‘Change of Heart: The Songs of Andre Previn'
Andre Previn (Concord Jazz)
The name Andre Previn should mean something to Pittsburgh residents. He was director of the Pittsburgh Symphony Orchestra from 1976-84 and there was a TV show celebrating that relationship called “Previn and the Pittsburgh” that aired on PBS. He's well known for his symphonic work as well as endeavors in theater, opera and film. Previn also is known as an accomplished jazz pianist and it's that side of the artist featured on “Change of Heart.” Joined by vocalist Michael Feinstein and bassist David Finck, the songs here date back to the early 1960s. The sound is reminiscent of something one might hear in a small jazz club. It's a laid-back album, thanks largely to Feinstein's controlled singing. On the downside, it is stylistically a bit one dimensional but fans of Previn will no doubt enjoy it.
‘Jazz Life Forum'
Gerald Clayton (Concord Jazz)

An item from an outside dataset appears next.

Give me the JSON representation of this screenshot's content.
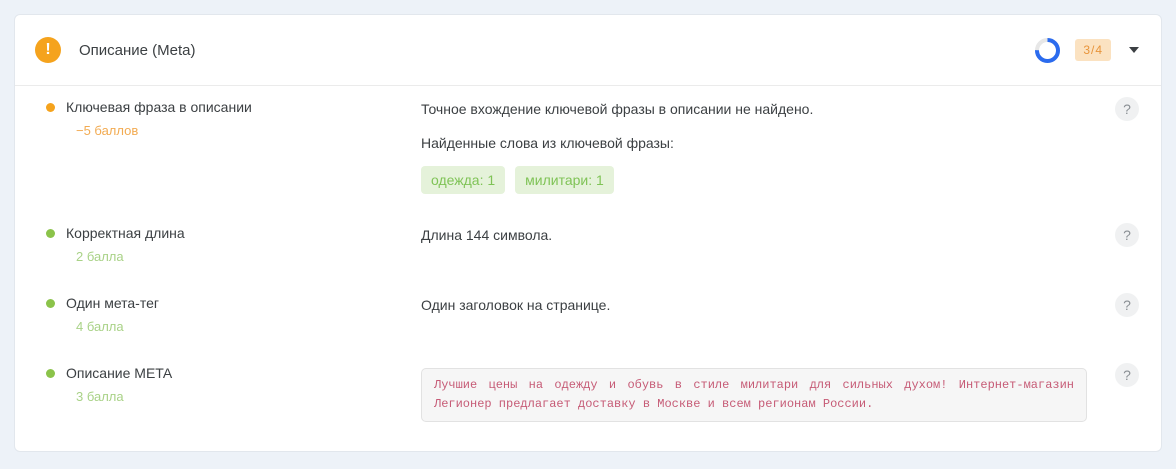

It's hard to categorize this release by pianist Gerald Clayton. Lush, lively, somber and complex ... there are a host of adjectives to describe the tracks on “Jazz Life Forum.” Interesting horn arrangements featuring saxophonist Logan Richardson and Dayna Stephens and trumpeter Ambrose Akinmusire and great vocal tracks from Gretchen Parlato and Sachal Vasandani expand the album's appeal. There's even some spoken word poetry by Carl Hancock Rux. Bassist Joe Sanders and drummer Justin Brown keep the groove going for the whole album, Clayton's first on this label.
Eric Slagle is a staff writer for Trib Total Media. Reach him at email@example.com.

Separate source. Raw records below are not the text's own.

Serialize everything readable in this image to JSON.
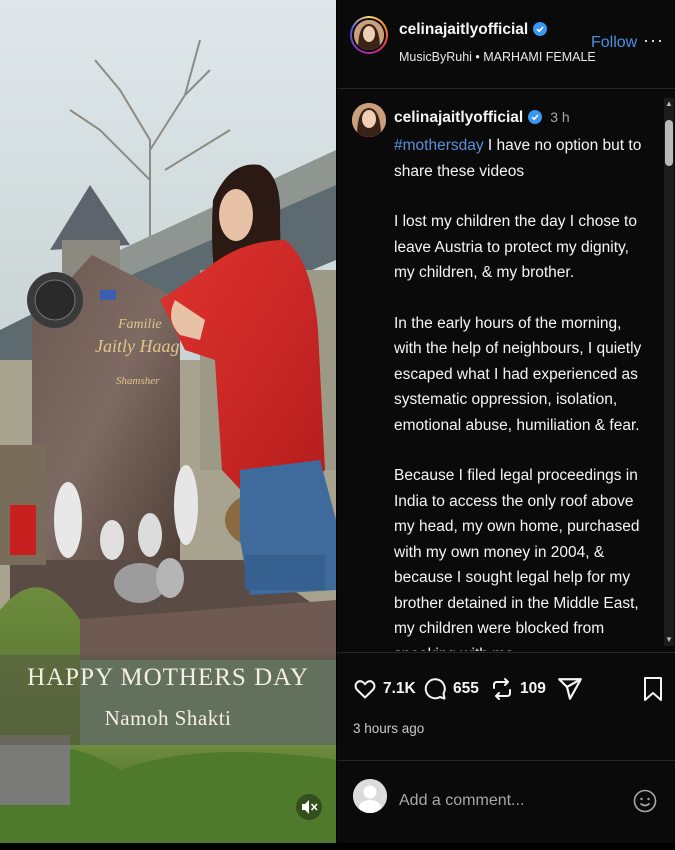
{
  "media": {
    "caption_line1": "HAPPY MOTHERS DAY",
    "caption_line2": "Namoh Shakti",
    "mute_icon": "speaker-muted-icon"
  },
  "header": {
    "username": "celinajaitlyofficial",
    "audio_line": "MusicByRuhi • MARHAMI FEMALE",
    "follow_label": "Follow",
    "more_label": "···"
  },
  "caption": {
    "username": "celinajaitlyofficial",
    "time": "3 h",
    "hashtag": "#mothersday",
    "line0_rest": " I have no option but to share these videos",
    "paragraph1": "I lost my children the day I chose to leave Austria to protect my dignity, my children, & my brother.",
    "paragraph2": "In the early hours of the morning, with the help of neighbours, I quietly escaped what I had experienced as systematic oppression, isolation, emotional abuse, humiliation & fear.",
    "paragraph3": "Because I filed legal proceedings in India to access the only roof above my head, my own home, purchased with my own money in 2004, & because I sought legal help for my brother detained in the Middle East, my children were blocked from speaking with me"
  },
  "actions": {
    "likes": "7.1K",
    "comments": "655",
    "reposts": "109",
    "posted": "3 hours ago"
  },
  "add_comment": {
    "placeholder": "Add a comment..."
  },
  "colors": {
    "accent": "#4a90e2",
    "hashtag": "#5b8fd8",
    "verified": "#3897f0",
    "jacket": "#d42a2a",
    "panel_bg": "#0a0a0a"
  }
}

TribLive commenting policy
You are solely responsible for your comments and by using TribLive.com you agree to our Terms of Service.
We moderate comments. Our goal is to provide substantive commentary for a general readership. By screening submissions, we provide a space where readers can share intelligent and informed commentary that enhances the quality of our news and information.

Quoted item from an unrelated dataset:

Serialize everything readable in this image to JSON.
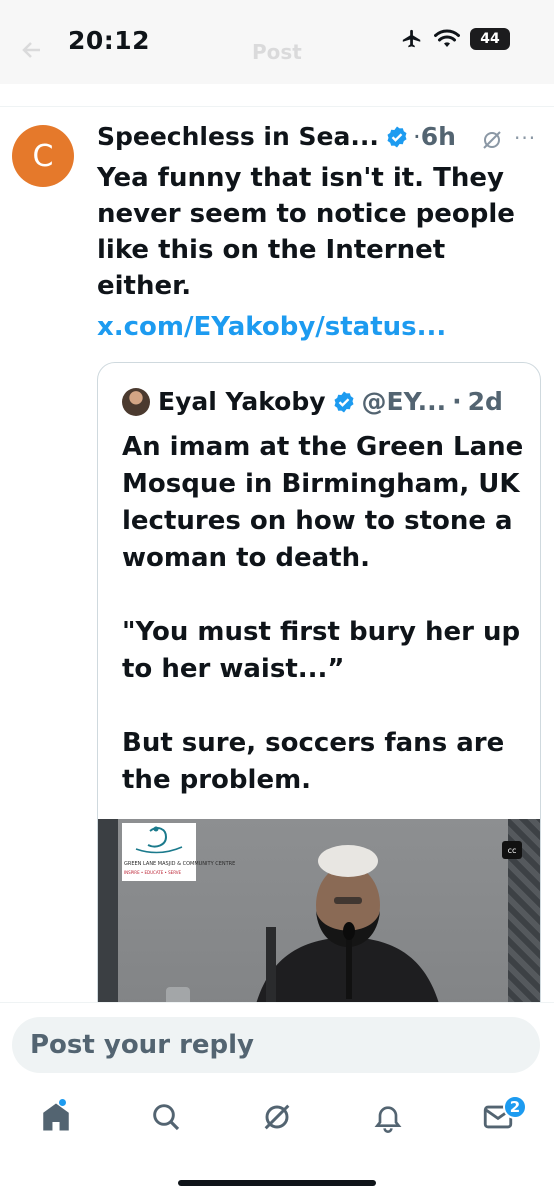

While most comments will be posted if they are on-topic and not abusive, moderating decisions are subjective. We will make them as carefully and consistently as we can. Because of the volume of reader comments, we cannot review individual moderation decisions with readers.
We value thoughtful comments representing a range of views that make their point quickly and politely. We make an effort to protect discussions from repeated comments â either by the same reader or different readers.
We follow the same standards for taste as the daily newspaper. A few things we won't tolerate: personal attacks, obscenity, vulgarity, profanity (including expletives and letters followed by dashes), commercial promotion, impersonations, incoherence, proselytizing and SHOUTING. Don't include URLs to Web sites.
We do not edit comments. They are either approved or deleted. We reserve the right to edit a comment that is quoted or excerpted in an article. In this case, we may fix spelling and punctuation.
We welcome strong opinions and criticism of our work, but we don't want comments to become bogged down with discussions of our policies and we will moderate accordingly.
We appreciate it when readers and people quoted in articles or blog posts point out errors of fact or emphasis and will investigate all assertions. But these suggestions should be sent via e-mail. To avoid distracting other readers, we won't publish comments that suggest a correction. Instead, corrections will be made in a blog post or in an article.